In spite of Lucie's denial towards her attraction towards George and Charlotte's disapproval, Lucie couldn't keep her eyes away from him and Charlotte would tease her about her mixed blood heritage (Lucie's mother is a Chinese) that it's no surprise that George (Chinese-Australian) would attract her. But Lucie, on the other hand, finds her mixed blood heritage more of a hassle and confusion since she doesn't feel a strong sense of belonging from both sides of the family. 

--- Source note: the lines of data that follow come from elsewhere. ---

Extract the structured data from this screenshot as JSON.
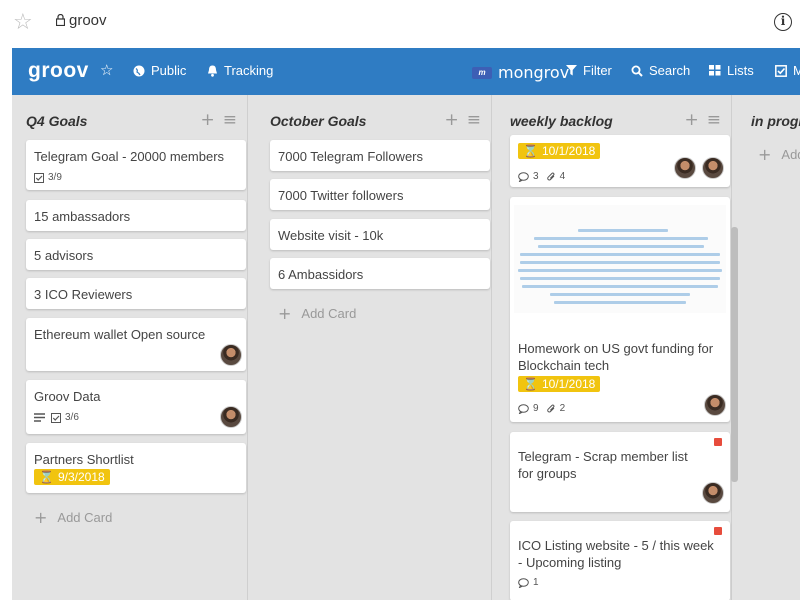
{
  "browser": {
    "url": "groov"
  },
  "header": {
    "brand": "groov",
    "public_label": "Public",
    "tracking_label": "Tracking",
    "org_logo_text": "m",
    "org_name": "mongrov",
    "filter_label": "Filter",
    "search_label": "Search",
    "lists_label": "Lists",
    "extra_label": "M"
  },
  "lists": [
    {
      "title": "Q4 Goals",
      "cards": [
        {
          "title": "Telegram Goal - 20000 members",
          "checklist": "3/9"
        },
        {
          "title": "15 ambassadors"
        },
        {
          "title": "5 advisors"
        },
        {
          "title": "3 ICO Reviewers"
        },
        {
          "title": "Ethereum wallet Open source"
        },
        {
          "title": "Groov Data",
          "checklist": "3/6"
        },
        {
          "title": "Partners Shortlist",
          "due": "9/3/2018"
        }
      ],
      "add_card": "Add Card"
    },
    {
      "title": "October Goals",
      "cards": [
        {
          "title": "7000 Telegram Followers"
        },
        {
          "title": "7000 Twitter followers"
        },
        {
          "title": "Website visit - 10k"
        },
        {
          "title": "6 Ambassidors"
        }
      ],
      "add_card": "Add Card"
    },
    {
      "title": "weekly backlog",
      "cards": [
        {
          "due": "10/1/2018",
          "comments": "3",
          "attachments": "4"
        },
        {
          "title": "Homework on US govt funding for Blockchain tech",
          "due": "10/1/2018",
          "comments": "9",
          "attachments": "2"
        },
        {
          "title": "Telegram - Scrap member list for groups"
        },
        {
          "title": "ICO Listing website - 5 / this week - Upcoming listing",
          "comments": "1"
        }
      ]
    },
    {
      "title": "in progre",
      "add_card": "Add"
    }
  ],
  "colors": {
    "header": "#2f7cc3",
    "due": "#f1c40f",
    "label_red": "#e74c3c"
  }
}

Lucie and George eventually let their feelings and emotions speak for themselves, but then an embarrassing situation breaks them apart. After this begins the second part of the story which is five years later after that incident, and the reader will soon learn that Lucie has a new fiancé and she's going to cross path with George once again; but this time around there're more deceits and implications as they involve not only her family and fiancé, but also the co-op board of her prestigious apartment building (they're hilarious at some point). 

While Crazy Rich Asians and this book have the element of the rich and the privileged, what set them apart is the setting, the colourful culture of two different continents (Asian and Europe) and of course, not to mention the characterisations which I feel, remains the highlight of Kwan's books. I enjoyed reading about the local culture of CRA, but this book enables me more than a glimpse of the beautiful Capri and the extravagant food and fashion so it was both an entertaining and an "eye-opening" experience to me. While the love story was so-so and I wished there're more developments between Lucie and George (they've chemistry but lacks interactions), overall this still makes a decent read if you're in the mood for something light and fluffy. 
© 2021 Melody's Reading Corner (https://mel-reading-corner.blogspot.sg/), All Rights Reserved. If you are reading this post from other site(s), please take note that this post has been stolen and is used without permission.